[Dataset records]
____

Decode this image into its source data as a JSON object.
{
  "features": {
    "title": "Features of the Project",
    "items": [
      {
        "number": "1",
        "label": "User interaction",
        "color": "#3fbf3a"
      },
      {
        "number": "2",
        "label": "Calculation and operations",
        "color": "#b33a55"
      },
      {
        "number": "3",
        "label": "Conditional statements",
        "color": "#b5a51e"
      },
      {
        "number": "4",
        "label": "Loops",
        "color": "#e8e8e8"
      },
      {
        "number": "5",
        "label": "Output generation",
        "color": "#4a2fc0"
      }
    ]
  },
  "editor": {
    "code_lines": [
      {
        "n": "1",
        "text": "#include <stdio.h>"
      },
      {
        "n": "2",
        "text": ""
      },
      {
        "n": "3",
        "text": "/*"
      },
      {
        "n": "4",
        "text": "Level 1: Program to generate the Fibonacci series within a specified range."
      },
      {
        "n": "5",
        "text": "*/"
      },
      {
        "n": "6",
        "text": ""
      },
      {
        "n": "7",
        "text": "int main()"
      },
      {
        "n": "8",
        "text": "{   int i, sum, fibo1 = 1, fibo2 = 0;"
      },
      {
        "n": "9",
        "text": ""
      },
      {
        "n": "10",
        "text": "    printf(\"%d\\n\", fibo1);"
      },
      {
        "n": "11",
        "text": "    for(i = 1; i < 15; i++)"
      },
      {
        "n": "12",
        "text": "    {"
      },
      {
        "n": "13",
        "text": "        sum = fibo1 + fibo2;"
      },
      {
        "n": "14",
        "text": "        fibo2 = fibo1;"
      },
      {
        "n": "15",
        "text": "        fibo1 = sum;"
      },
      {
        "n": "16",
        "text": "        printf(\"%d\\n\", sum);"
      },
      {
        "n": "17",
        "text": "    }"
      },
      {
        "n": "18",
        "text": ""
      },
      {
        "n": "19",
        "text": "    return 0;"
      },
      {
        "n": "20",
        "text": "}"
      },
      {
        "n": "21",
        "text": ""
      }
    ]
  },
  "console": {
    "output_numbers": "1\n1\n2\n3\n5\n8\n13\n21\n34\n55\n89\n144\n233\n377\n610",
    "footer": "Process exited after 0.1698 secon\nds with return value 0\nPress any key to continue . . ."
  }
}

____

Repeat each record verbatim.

Decode this image into its source data as a JSON object.
{
  "features": {
    "title": "Features of the Project",
    "items": [
      {
        "number": "1",
        "label": "User interaction",
        "color": "#3fbf3a"
      },
      {
        "number": "2",
        "label": "Calculation and operations",
        "color": "#b33a55"
      },
      {
        "number": "3",
        "label": "Conditional statements",
        "color": "#b5a51e"
      },
      {
        "number": "4",
        "label": "Loops",
        "color": "#e8e8e8"
      },
      {
        "number": "5",
        "label": "Output generation",
        "color": "#4a2fc0"
      }
    ]
  },
  "editor": {
    "code_lines": [
      {
        "n": "1",
        "text": "#include <stdio.h>"
      },
      {
        "n": "2",
        "text": ""
      },
      {
        "n": "3",
        "text": "/*"
      },
      {
        "n": "4",
        "text": "Level 1: Program to generate the Fibonacci series within a specified range."
      },
      {
        "n": "5",
        "text": "*/"
      },
      {
        "n": "6",
        "text": ""
      },
      {
        "n": "7",
        "text": "int main()"
      },
      {
        "n": "8",
        "text": "{   int i, sum, fibo1 = 1, fibo2 = 0;"
      },
      {
        "n": "9",
        "text": ""
      },
      {
        "n": "10",
        "text": "    printf(\"%d\\n\", fibo1);"
      },
      {
        "n": "11",
        "text": "    for(i = 1; i < 15; i++)"
      },
      {
        "n": "12",
        "text": "    {"
      },
      {
        "n": "13",
        "text": "        sum = fibo1 + fibo2;"
      },
      {
        "n": "14",
        "text": "        fibo2 = fibo1;"
      },
      {
        "n": "15",
        "text": "        fibo1 = sum;"
      },
      {
        "n": "16",
        "text": "        printf(\"%d\\n\", sum);"
      },
      {
        "n": "17",
        "text": "    }"
      },
      {
        "n": "18",
        "text": ""
      },
      {
        "n": "19",
        "text": "    return 0;"
      },
      {
        "n": "20",
        "text": "}"
      },
      {
        "n": "21",
        "text": ""
      }
    ]
  },
  "console": {
    "output_numbers": "1\n1\n2\n3\n5\n8\n13\n21\n34\n55\n89\n144\n233\n377\n610",
    "footer": "Process exited after 0.1698 secon\nds with return value 0\nPress any key to continue . . ."
  }
}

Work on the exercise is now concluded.